But whatever you want to call them, silvers remain consistent strikers on the surface. They tend to pool up and stay still in slack waters with their tails slightly out of water. If you drop a straight or gay mouse in front of them, you’ll see lots of action!
Silver salmon are best eaten fresh as they do not have the fat content of kings or red salmon. If they are caught in the ocean, they freeze great. The flesh has a paler red color than sockeye or kings and the meat isn’t as firm, but they’re still delicious. Unless you overcook them! Then it’s mayonnaise time folks.
I’ll end on a story about silver salmon fishing. Since we specialize in helicopter fishing, often times Alaska Fish and Game will contract me to fly their folks around during the day to count fish runs, while my fishermen are out fishing.

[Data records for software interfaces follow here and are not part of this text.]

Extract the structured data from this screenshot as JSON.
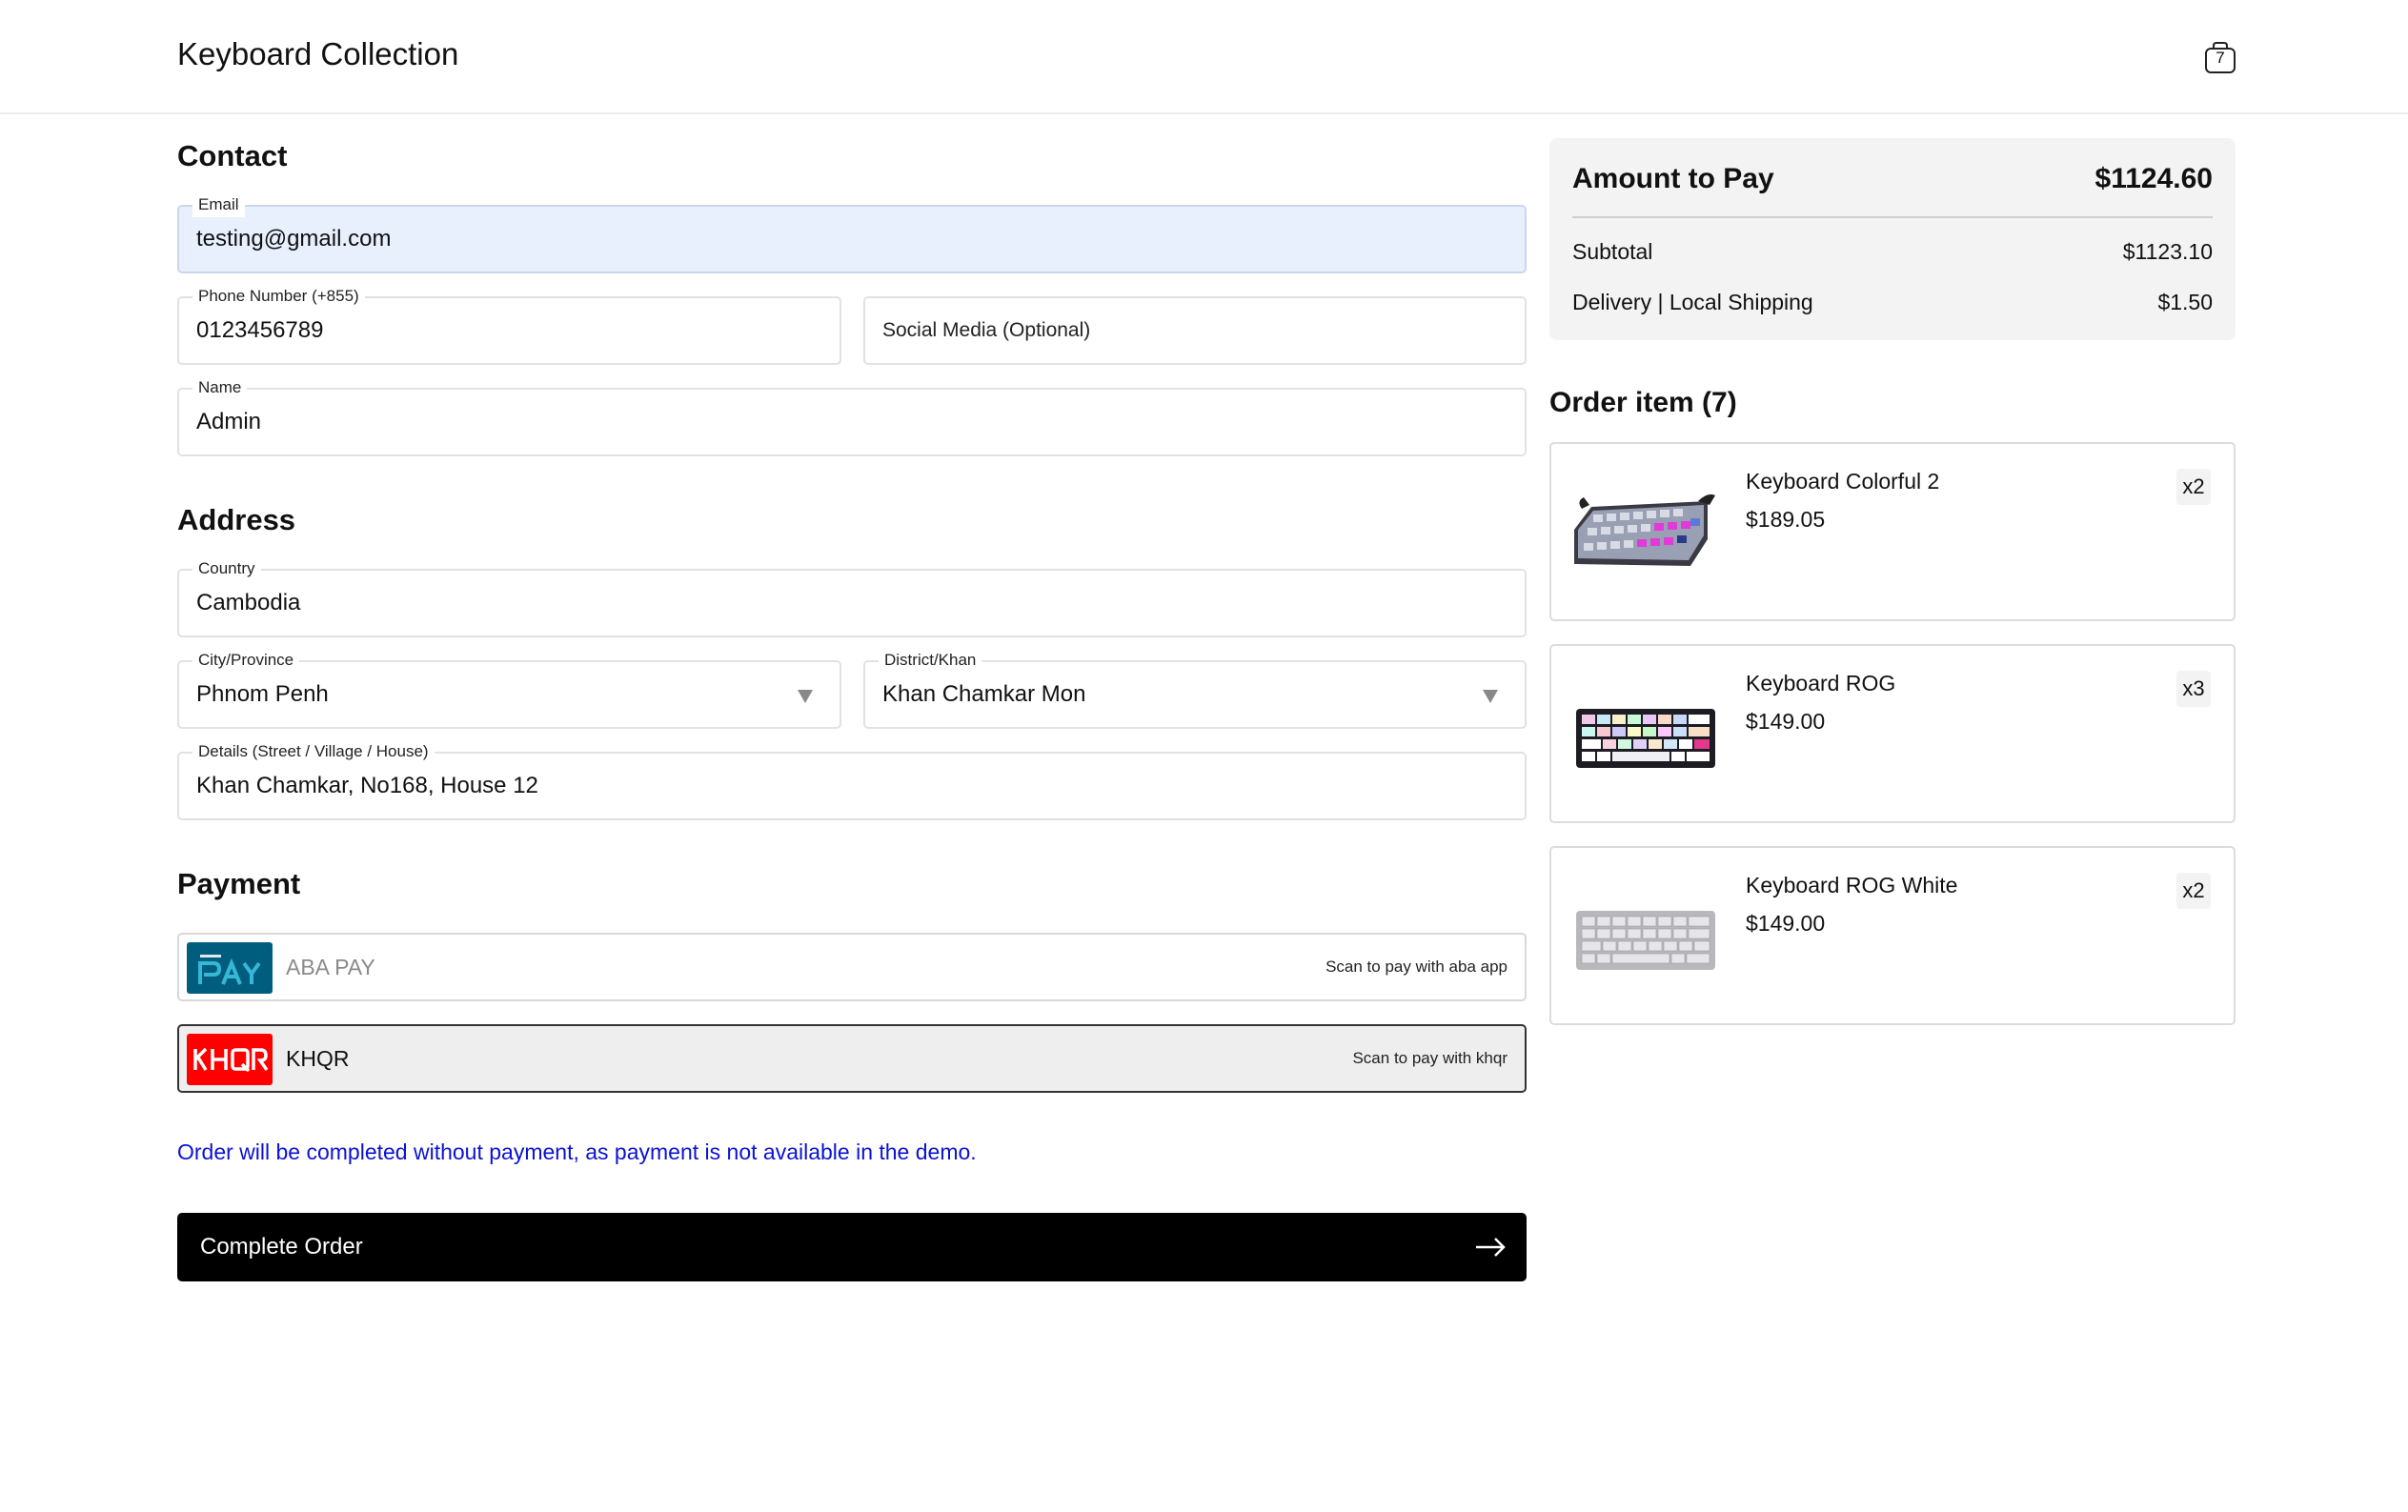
{
  "header": {
    "brand": "Keyboard Collection",
    "cart_count": "7"
  },
  "contact": {
    "title": "Contact",
    "email": {
      "label": "Email",
      "value": "testing@gmail.com"
    },
    "phone": {
      "label": "Phone Number (+855)",
      "value": "0123456789"
    },
    "social": {
      "placeholder": "Social Media (Optional)"
    },
    "name": {
      "label": "Name",
      "value": "Admin"
    }
  },
  "address": {
    "title": "Address",
    "country": {
      "label": "Country",
      "value": "Cambodia"
    },
    "city": {
      "label": "City/Province",
      "value": "Phnom Penh"
    },
    "district": {
      "label": "District/Khan",
      "value": "Khan Chamkar Mon"
    },
    "details": {
      "label": "Details (Street / Village / House)",
      "value": "Khan Chamkar, No168, House 12"
    }
  },
  "payment": {
    "title": "Payment",
    "options": [
      {
        "name": "ABA PAY",
        "note": "Scan to pay with aba app",
        "selected": false,
        "logo_color": "#005d7e"
      },
      {
        "name": "KHQR",
        "note": "Scan to pay with khqr",
        "selected": true,
        "logo_color": "#ff0000"
      }
    ],
    "notice": "Order will be completed without payment, as payment is not available in the demo.",
    "notice_color": "#0b12d4"
  },
  "complete_label": "Complete Order",
  "summary": {
    "amount_label": "Amount to Pay",
    "amount_value": "$1124.60",
    "subtotal_label": "Subtotal",
    "subtotal_value": "$1123.10",
    "delivery_label": "Delivery | Local Shipping",
    "delivery_value": "$1.50"
  },
  "order": {
    "title": "Order item (7)",
    "items": [
      {
        "name": "Keyboard Colorful 2",
        "price": "$189.05",
        "qty": "x2"
      },
      {
        "name": "Keyboard ROG",
        "price": "$149.00",
        "qty": "x3"
      },
      {
        "name": "Keyboard ROG White",
        "price": "$149.00",
        "qty": "x2"
      }
    ]
  }
}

One day, down by the brackish waters, we found about 50 fresh silver salmon pooled at the mouth of this river. We didn’t have to count fish the next day, so I flew a few of my anglers down toward the sea coast to try our luck with these ocean-fresh silvers.
Upon landing, I toss every fly I had with me to my anglers, but no luck. These salmons just hovered in the water and gave us the middle finger, or in this case, their middle fin. But in my fly box I carried an emergency option called a Mepps spinner size 00. Any respectable fly fisherman wouldn’t be caught dead with this on the end of his line, but one of these guys gave it a shot.
Suddenly every silver in the hole darted after that spinner. We ended up catching about six huge ocean fresh silvers before the little hook broke off. So much for my puritan fly fishing ways!